Leaving out the pictures, copy each record below exactly.

⟨

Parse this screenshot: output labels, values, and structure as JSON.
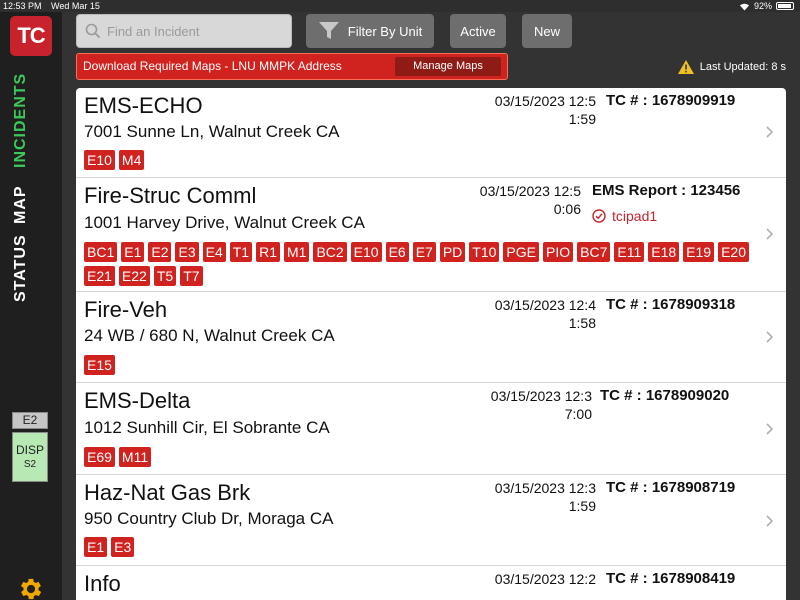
{
  "status_bar": {
    "time": "12:53 PM",
    "date": "Wed Mar 15",
    "battery": "92%"
  },
  "sidebar": {
    "logo": "TC",
    "nav": [
      "INCIDENTS",
      "MAP",
      "STATUS"
    ],
    "unit_tag": "E2",
    "disp_label": "DISP",
    "disp_sub": "S2"
  },
  "toolbar": {
    "search_placeholder": "Find an Incident",
    "filter_label": "Filter By Unit",
    "active_label": "Active",
    "new_label": "New"
  },
  "banner": {
    "text": "Download Required Maps - LNU MMPK Address",
    "manage_label": "Manage Maps"
  },
  "last_updated": "Last Updated: 8 s",
  "incidents": [
    {
      "type": "EMS-ECHO",
      "address": "7001 Sunne Ln, Walnut Creek CA",
      "datetime_line1": "03/15/2023 12:5",
      "datetime_line2": "1:59",
      "tc": "TC # : 1678909919",
      "units": [
        "E10",
        "M4"
      ]
    },
    {
      "type": "Fire-Struc Comml",
      "address": "1001 Harvey Drive, Walnut Creek CA",
      "datetime_line1": "03/15/2023 12:5",
      "datetime_line2": "0:06",
      "tc": "EMS Report : 123456",
      "ems_user": "tcipad1",
      "units": [
        "BC1",
        "E1",
        "E2",
        "E3",
        "E4",
        "T1",
        "R1",
        "M1",
        "BC2",
        "E10",
        "E6",
        "E7",
        "PD",
        "T10",
        "PGE",
        "PIO",
        "BC7",
        "E11",
        "E18",
        "E19",
        "E20",
        "E21",
        "E22",
        "T5",
        "T7"
      ]
    },
    {
      "type": "Fire-Veh",
      "address": "24 WB / 680 N, Walnut Creek CA",
      "datetime_line1": "03/15/2023 12:4",
      "datetime_line2": "1:58",
      "tc": "TC # : 1678909318",
      "units": [
        "E15"
      ]
    },
    {
      "type": "EMS-Delta",
      "address": "1012 Sunhill Cir, El Sobrante CA",
      "datetime_line1": "03/15/2023 12:3",
      "datetime_line2": "7:00",
      "tc": "TC # : 1678909020",
      "units": [
        "E69",
        "M11"
      ]
    },
    {
      "type": "Haz-Nat Gas Brk",
      "address": "950 Country Club Dr, Moraga CA",
      "datetime_line1": "03/15/2023 12:3",
      "datetime_line2": "1:59",
      "tc": "TC # : 1678908719",
      "units": [
        "E1",
        "E3"
      ]
    },
    {
      "type": "Info",
      "address": "",
      "datetime_line1": "03/15/2023 12:2",
      "datetime_line2": "",
      "tc": "TC # : 1678908419",
      "units": []
    }
  ]
}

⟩

_Solution to this problem_
Parse this screenshot: output labels, values, and structure as JSON.
{
  "status_bar": {
    "time": "12:53 PM",
    "date": "Wed Mar 15",
    "battery": "92%"
  },
  "sidebar": {
    "logo": "TC",
    "nav": [
      "INCIDENTS",
      "MAP",
      "STATUS"
    ],
    "unit_tag": "E2",
    "disp_label": "DISP",
    "disp_sub": "S2"
  },
  "toolbar": {
    "search_placeholder": "Find an Incident",
    "filter_label": "Filter By Unit",
    "active_label": "Active",
    "new_label": "New"
  },
  "banner": {
    "text": "Download Required Maps - LNU MMPK Address",
    "manage_label": "Manage Maps"
  },
  "last_updated": "Last Updated: 8 s",
  "incidents": [
    {
      "type": "EMS-ECHO",
      "address": "7001 Sunne Ln, Walnut Creek CA",
      "datetime_line1": "03/15/2023 12:5",
      "datetime_line2": "1:59",
      "tc": "TC # : 1678909919",
      "units": [
        "E10",
        "M4"
      ]
    },
    {
      "type": "Fire-Struc Comml",
      "address": "1001 Harvey Drive, Walnut Creek CA",
      "datetime_line1": "03/15/2023 12:5",
      "datetime_line2": "0:06",
      "tc": "EMS Report : 123456",
      "ems_user": "tcipad1",
      "units": [
        "BC1",
        "E1",
        "E2",
        "E3",
        "E4",
        "T1",
        "R1",
        "M1",
        "BC2",
        "E10",
        "E6",
        "E7",
        "PD",
        "T10",
        "PGE",
        "PIO",
        "BC7",
        "E11",
        "E18",
        "E19",
        "E20",
        "E21",
        "E22",
        "T5",
        "T7"
      ]
    },
    {
      "type": "Fire-Veh",
      "address": "24 WB / 680 N, Walnut Creek CA",
      "datetime_line1": "03/15/2023 12:4",
      "datetime_line2": "1:58",
      "tc": "TC # : 1678909318",
      "units": [
        "E15"
      ]
    },
    {
      "type": "EMS-Delta",
      "address": "1012 Sunhill Cir, El Sobrante CA",
      "datetime_line1": "03/15/2023 12:3",
      "datetime_line2": "7:00",
      "tc": "TC # : 1678909020",
      "units": [
        "E69",
        "M11"
      ]
    },
    {
      "type": "Haz-Nat Gas Brk",
      "address": "950 Country Club Dr, Moraga CA",
      "datetime_line1": "03/15/2023 12:3",
      "datetime_line2": "1:59",
      "tc": "TC # : 1678908719",
      "units": [
        "E1",
        "E3"
      ]
    },
    {
      "type": "Info",
      "address": "",
      "datetime_line1": "03/15/2023 12:2",
      "datetime_line2": "",
      "tc": "TC # : 1678908419",
      "units": []
    }
  ]
}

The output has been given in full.